[Excerpts from an interface dataset]
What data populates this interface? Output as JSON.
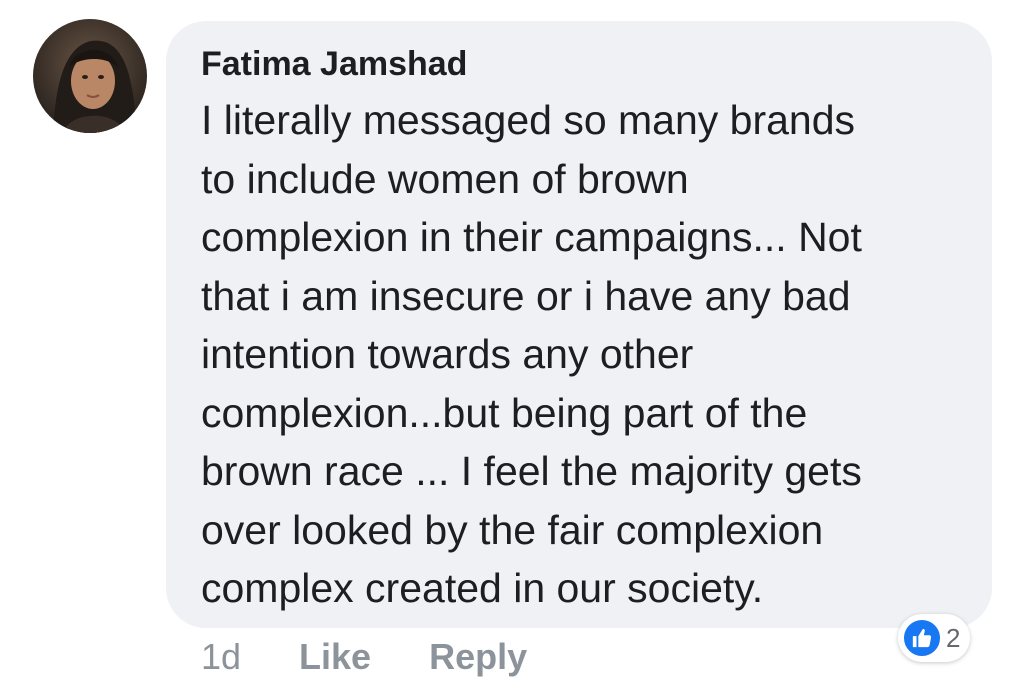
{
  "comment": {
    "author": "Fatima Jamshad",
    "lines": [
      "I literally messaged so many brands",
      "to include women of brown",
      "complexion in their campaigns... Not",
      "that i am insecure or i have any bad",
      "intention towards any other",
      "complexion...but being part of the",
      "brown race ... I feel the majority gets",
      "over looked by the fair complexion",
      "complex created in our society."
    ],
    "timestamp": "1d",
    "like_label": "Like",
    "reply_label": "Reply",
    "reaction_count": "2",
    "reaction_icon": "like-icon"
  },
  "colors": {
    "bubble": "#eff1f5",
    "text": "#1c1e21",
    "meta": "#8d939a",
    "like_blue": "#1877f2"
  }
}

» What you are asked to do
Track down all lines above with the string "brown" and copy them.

» Written answer
      "to include women of brown",
      "brown race ... I feel the majority gets",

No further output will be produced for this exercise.